# Task description:
For each record, copy the text exactly and omit any picture it holds.

───── Data for processing ─────

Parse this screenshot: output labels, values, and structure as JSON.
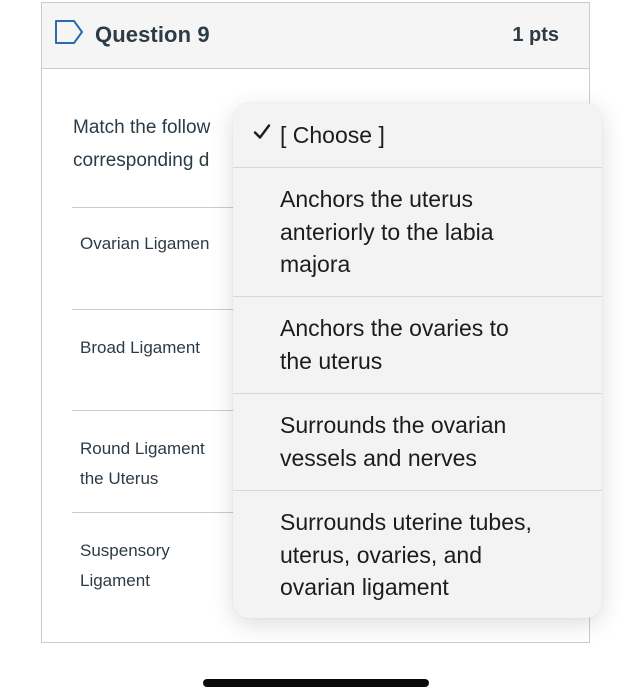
{
  "question": {
    "title": "Question 9",
    "points": "1 pts",
    "text_lines": [
      "Match the follow",
      "corresponding d"
    ]
  },
  "match_rows": [
    {
      "label_lines": [
        "Ovarian Ligamen"
      ]
    },
    {
      "label_lines": [
        "Broad Ligament"
      ]
    },
    {
      "label_lines": [
        "Round Ligament",
        "the Uterus"
      ]
    },
    {
      "label_lines": [
        "Suspensory",
        "Ligament"
      ]
    }
  ],
  "dropdown": {
    "selected_index": 0,
    "options": [
      {
        "lines": [
          "[ Choose ]"
        ]
      },
      {
        "lines": [
          "Anchors the uterus",
          "anteriorly to the labia",
          "majora"
        ]
      },
      {
        "lines": [
          "Anchors the ovaries to",
          "the uterus"
        ]
      },
      {
        "lines": [
          "Surrounds the ovarian",
          "vessels and nerves"
        ]
      },
      {
        "lines": [
          "Surrounds uterine tubes,",
          "uterus, ovaries, and",
          "ovarian ligament"
        ]
      }
    ]
  },
  "icons": {
    "flag": "flag-icon",
    "check": "checkmark-icon"
  },
  "colors": {
    "header_bg": "#f5f5f5",
    "border": "#c7cdd1",
    "text": "#2d3b45",
    "menu_bg": "#f3f3f3"
  }
}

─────

# Answer to this exercise:
Parse this screenshot: output labels, values, and structure as JSON.
{
  "question": {
    "title": "Question 9",
    "points": "1 pts",
    "text_lines": [
      "Match the follow",
      "corresponding d"
    ]
  },
  "match_rows": [
    {
      "label_lines": [
        "Ovarian Ligamen"
      ]
    },
    {
      "label_lines": [
        "Broad Ligament"
      ]
    },
    {
      "label_lines": [
        "Round Ligament",
        "the Uterus"
      ]
    },
    {
      "label_lines": [
        "Suspensory",
        "Ligament"
      ]
    }
  ],
  "dropdown": {
    "selected_index": 0,
    "options": [
      {
        "lines": [
          "[ Choose ]"
        ]
      },
      {
        "lines": [
          "Anchors the uterus",
          "anteriorly to the labia",
          "majora"
        ]
      },
      {
        "lines": [
          "Anchors the ovaries to",
          "the uterus"
        ]
      },
      {
        "lines": [
          "Surrounds the ovarian",
          "vessels and nerves"
        ]
      },
      {
        "lines": [
          "Surrounds uterine tubes,",
          "uterus, ovaries, and",
          "ovarian ligament"
        ]
      }
    ]
  },
  "icons": {
    "flag": "flag-icon",
    "check": "checkmark-icon"
  },
  "colors": {
    "header_bg": "#f5f5f5",
    "border": "#c7cdd1",
    "text": "#2d3b45",
    "menu_bg": "#f3f3f3"
  }
}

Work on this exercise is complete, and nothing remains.